Therefore, I will leave you all with this… If you are doing the bullying – may you find God real quick, because you have your own set of issues.  If you are getting bullied, remember God gives the toughest battles to the strongest soldiers. 

Go show the world what you’re made of!  Along the way, you may even surprise yourself.


For The Love Of The Game

ImageOpening day is the equivalent of Christmas morning to baseball fans.  Every team has new gifts waiting to be unwrapped by fans.  There are new players, new coaches, new managers,  yet it’s all to accomplish the same thing… winning the championship title.  It’s all for the love of the game.

Opening day holds a lot of weight to me.  Aside from the fact that I get to welcome back my boys in pinstripes and look somewhat normal now wearing all my Yankee gear, it’s a symbolic day.

My grandfather had quite an influence on my life, especially when it came to the Yankees and baseball.  Being he lived in Florida, the Yankees were not the home team and the hype is obviously nothing like it is in New York.  So, every opening day would begin with a phone call either to or from him.  These phone calls were full of predictions, lots of “did you know?” news, and a ton of bragging about how wonderful my future husband is (Derek Jeter).

In 2011, my grandfather was diagnosed with lung cancer.

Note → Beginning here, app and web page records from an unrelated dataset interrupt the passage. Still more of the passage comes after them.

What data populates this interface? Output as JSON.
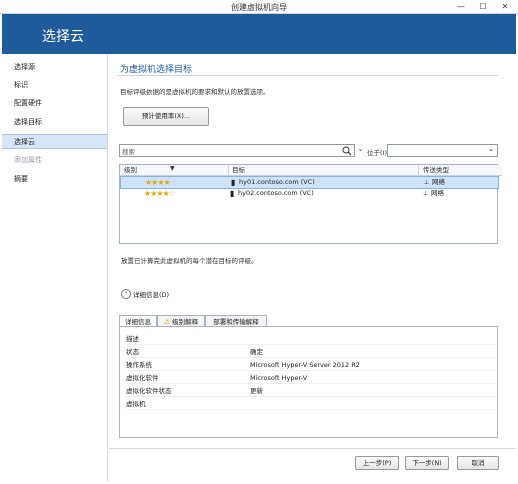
{
  "window": {
    "title": "创建虚拟机向导",
    "minimize": "—",
    "maximize": "☐",
    "close": "✕"
  },
  "header": {
    "title": "选择云"
  },
  "sidebar": {
    "items": [
      {
        "label": "选择源",
        "state": "normal"
      },
      {
        "label": "标识",
        "state": "normal"
      },
      {
        "label": "配置硬件",
        "state": "normal"
      },
      {
        "label": "选择目标",
        "state": "normal"
      },
      {
        "label": "选择云",
        "state": "active"
      },
      {
        "label": "添加属性",
        "state": "disabled"
      },
      {
        "label": "摘要",
        "state": "normal"
      }
    ]
  },
  "main": {
    "title": "为虚拟机选择目标",
    "description": "目标评级依据的是虚拟机的要求和默认的放置选项。",
    "estimate_button": "预计使用率(X)...",
    "search": {
      "placeholder": "搜索",
      "in_label": "位于(I)",
      "in_value": ""
    },
    "grid": {
      "columns": [
        "级别",
        "目标",
        "传送类型"
      ],
      "rows": [
        {
          "rating": 4,
          "max_rating": 5,
          "target": "hy01.contoso.com (VC)",
          "transfer": "网络",
          "selected": true
        },
        {
          "rating": 4,
          "max_rating": 5,
          "target": "hy02.contoso.com (VC)",
          "transfer": "网络",
          "selected": false
        }
      ]
    },
    "status_text": "放置已计算完此虚拟机的每个潜在目标的评级。",
    "details_toggle": "详细信息(D)",
    "tabs": [
      "详细信息",
      "级别解释",
      "部署和传输解释"
    ],
    "details": {
      "heading": "描述",
      "rows": [
        {
          "key": "状态",
          "value": "确定"
        },
        {
          "key": "操作系统",
          "value": "Microsoft Hyper-V Server 2012 R2"
        },
        {
          "key": "虚拟化软件",
          "value": "Microsoft Hyper-V"
        },
        {
          "key": "虚拟化软件状态",
          "value": "更新"
        },
        {
          "key": "虚拟机",
          "value": ""
        }
      ]
    }
  },
  "footer": {
    "prev": "上一步(P)",
    "next": "下一步(N)",
    "cancel": "取消"
  },
  "colors": {
    "header_bg": "#1f5b9a",
    "accent": "#1f5b9a",
    "selection": "#cfe3f8"
  },
  "icons": {
    "star": "star-icon",
    "server": "server-icon",
    "network": "network-icon",
    "warning": "warning-icon"
  }
}
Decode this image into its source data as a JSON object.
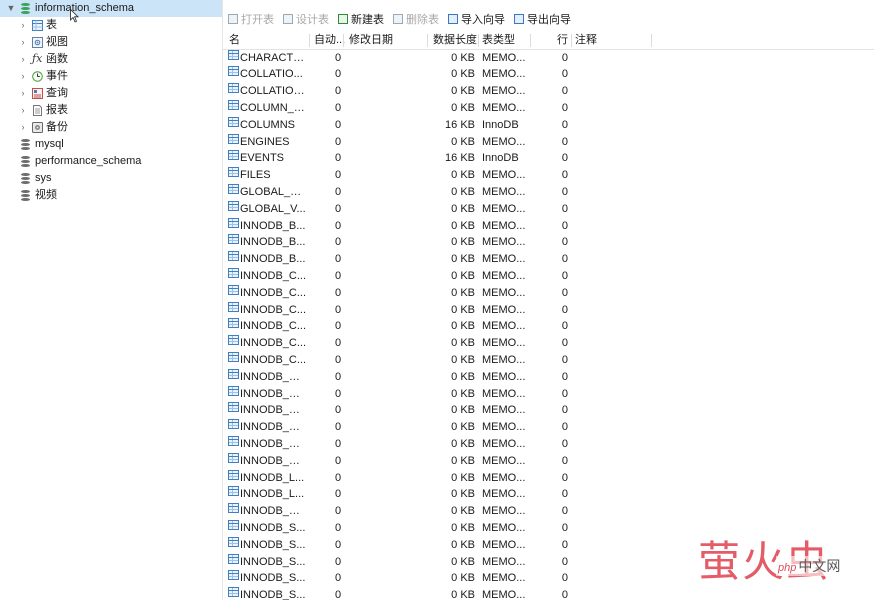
{
  "tree": {
    "root": {
      "label": "information_schema",
      "expanded": true
    },
    "children": [
      {
        "label": "表",
        "icon": "table-icon"
      },
      {
        "label": "视图",
        "icon": "view-icon"
      },
      {
        "label": "函数",
        "icon": "function-icon"
      },
      {
        "label": "事件",
        "icon": "event-icon"
      },
      {
        "label": "查询",
        "icon": "query-icon"
      },
      {
        "label": "报表",
        "icon": "report-icon"
      },
      {
        "label": "备份",
        "icon": "backup-icon"
      }
    ],
    "databases": [
      {
        "label": "mysql"
      },
      {
        "label": "performance_schema"
      },
      {
        "label": "sys"
      },
      {
        "label": "视频"
      }
    ]
  },
  "toolbar": {
    "open_table": "打开表",
    "design_table": "设计表",
    "new_table": "新建表",
    "delete_table": "删除表",
    "import_wizard": "导入向导",
    "export_wizard": "导出向导"
  },
  "grid": {
    "columns": {
      "name": "名",
      "auto_increment": "自动...",
      "modified_date": "修改日期",
      "data_length": "数据长度",
      "table_type": "表类型",
      "rows": "行",
      "comment": "注释"
    },
    "rows": [
      {
        "name": "CHARACTE...",
        "auto": "0",
        "size": "0 KB",
        "engine": "MEMO...",
        "rows": "0"
      },
      {
        "name": "COLLATIO...",
        "auto": "0",
        "size": "0 KB",
        "engine": "MEMO...",
        "rows": "0"
      },
      {
        "name": "COLLATIONS",
        "auto": "0",
        "size": "0 KB",
        "engine": "MEMO...",
        "rows": "0"
      },
      {
        "name": "COLUMN_P...",
        "auto": "0",
        "size": "0 KB",
        "engine": "MEMO...",
        "rows": "0"
      },
      {
        "name": "COLUMNS",
        "auto": "0",
        "size": "16 KB",
        "engine": "InnoDB",
        "rows": "0"
      },
      {
        "name": "ENGINES",
        "auto": "0",
        "size": "0 KB",
        "engine": "MEMO...",
        "rows": "0"
      },
      {
        "name": "EVENTS",
        "auto": "0",
        "size": "16 KB",
        "engine": "InnoDB",
        "rows": "0"
      },
      {
        "name": "FILES",
        "auto": "0",
        "size": "0 KB",
        "engine": "MEMO...",
        "rows": "0"
      },
      {
        "name": "GLOBAL_ST...",
        "auto": "0",
        "size": "0 KB",
        "engine": "MEMO...",
        "rows": "0"
      },
      {
        "name": "GLOBAL_V...",
        "auto": "0",
        "size": "0 KB",
        "engine": "MEMO...",
        "rows": "0"
      },
      {
        "name": "INNODB_B...",
        "auto": "0",
        "size": "0 KB",
        "engine": "MEMO...",
        "rows": "0"
      },
      {
        "name": "INNODB_B...",
        "auto": "0",
        "size": "0 KB",
        "engine": "MEMO...",
        "rows": "0"
      },
      {
        "name": "INNODB_B...",
        "auto": "0",
        "size": "0 KB",
        "engine": "MEMO...",
        "rows": "0"
      },
      {
        "name": "INNODB_C...",
        "auto": "0",
        "size": "0 KB",
        "engine": "MEMO...",
        "rows": "0"
      },
      {
        "name": "INNODB_C...",
        "auto": "0",
        "size": "0 KB",
        "engine": "MEMO...",
        "rows": "0"
      },
      {
        "name": "INNODB_C...",
        "auto": "0",
        "size": "0 KB",
        "engine": "MEMO...",
        "rows": "0"
      },
      {
        "name": "INNODB_C...",
        "auto": "0",
        "size": "0 KB",
        "engine": "MEMO...",
        "rows": "0"
      },
      {
        "name": "INNODB_C...",
        "auto": "0",
        "size": "0 KB",
        "engine": "MEMO...",
        "rows": "0"
      },
      {
        "name": "INNODB_C...",
        "auto": "0",
        "size": "0 KB",
        "engine": "MEMO...",
        "rows": "0"
      },
      {
        "name": "INNODB_FT...",
        "auto": "0",
        "size": "0 KB",
        "engine": "MEMO...",
        "rows": "0"
      },
      {
        "name": "INNODB_FT...",
        "auto": "0",
        "size": "0 KB",
        "engine": "MEMO...",
        "rows": "0"
      },
      {
        "name": "INNODB_FT...",
        "auto": "0",
        "size": "0 KB",
        "engine": "MEMO...",
        "rows": "0"
      },
      {
        "name": "INNODB_FT...",
        "auto": "0",
        "size": "0 KB",
        "engine": "MEMO...",
        "rows": "0"
      },
      {
        "name": "INNODB_FT...",
        "auto": "0",
        "size": "0 KB",
        "engine": "MEMO...",
        "rows": "0"
      },
      {
        "name": "INNODB_FT...",
        "auto": "0",
        "size": "0 KB",
        "engine": "MEMO...",
        "rows": "0"
      },
      {
        "name": "INNODB_L...",
        "auto": "0",
        "size": "0 KB",
        "engine": "MEMO...",
        "rows": "0"
      },
      {
        "name": "INNODB_L...",
        "auto": "0",
        "size": "0 KB",
        "engine": "MEMO...",
        "rows": "0"
      },
      {
        "name": "INNODB_M...",
        "auto": "0",
        "size": "0 KB",
        "engine": "MEMO...",
        "rows": "0"
      },
      {
        "name": "INNODB_S...",
        "auto": "0",
        "size": "0 KB",
        "engine": "MEMO...",
        "rows": "0"
      },
      {
        "name": "INNODB_S...",
        "auto": "0",
        "size": "0 KB",
        "engine": "MEMO...",
        "rows": "0"
      },
      {
        "name": "INNODB_S...",
        "auto": "0",
        "size": "0 KB",
        "engine": "MEMO...",
        "rows": "0"
      },
      {
        "name": "INNODB_S...",
        "auto": "0",
        "size": "0 KB",
        "engine": "MEMO...",
        "rows": "0"
      },
      {
        "name": "INNODB_S...",
        "auto": "0",
        "size": "0 KB",
        "engine": "MEMO...",
        "rows": "0"
      }
    ]
  },
  "watermark": {
    "main": "萤火虫",
    "php": "php",
    "small": "中文网"
  },
  "colors": {
    "selection": "#cce4f7",
    "db_active": "#3aa35a",
    "db_inactive": "#6e6e6e",
    "watermark": "#e04b57"
  }
}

It was the middle of March, and obviously my family was heartbroken.  Everyone was able to get on the phone and talk to him, but I couldn’t do it.  This was the first person I was close to in my life that had been diagnosed with cancer, I couldn’t handle it, especially because it was my grandfather.  

I knew him and my grandmother were going to be spending a month in New York that June, but still I had to get on the phone before that.  It was opening day when I called my grandpa.  Though my voice cracked as I tried tip-toeing around the inevitable truth that would change everything, one thing remained the same.  Our baseball discussion.  Our opening day gossip.

As we started talking about our predictions for the season, my grandpa started sharing old memories he had from when he was a kid idolizing Joe DiMaggio.  I heard his voice crack through the line as he explained to me how “Joey D” was his favorite Yankee.  And although I was a mess on my end of the phone, I remember somehow smiling because I recognized what a dedicated fan my grandpa was.  

My grandpa passed away that August, and how fitting that the day he ascended into Heaven to meet Yankee greats, the Yankees had an off day.  Knowing my grandpa, I’m sure upon meeting Yankee legends in Heaven, he told them his thoughts on their career, and what they could have done to win that one game that he still remembered they lost.

Opening day in 2012 was rough.  It was the first opening day I didn’t have my grandfather to call.  Though my sister, another huge Yankee fan, said I could call her instead, it wasn’t the same.  For a little while I felt like I shouldn’t be as excited anymore.  I felt like opening day shouldn’t mean as much to me anymore because it was different for me now.  It was an opening day without the “Baseball Encyclopedia” which I called Poppie.  But, I know my grandpa got a kick out of what diehard fans his granddaughters and daughters were, and instead I just changed my outlook.  

Opening day is more than just the beginning of the baseball season for me.  Now it has become a day that directly represents my Poppie and the bond we shared over baseball.

Today, as the Yankees open up in the Bronx, I know my Poppie has the best seat in the house.  I can only imagine which Yankee greats he’s sitting next to and critiquing the game with.


Happy Opening Day!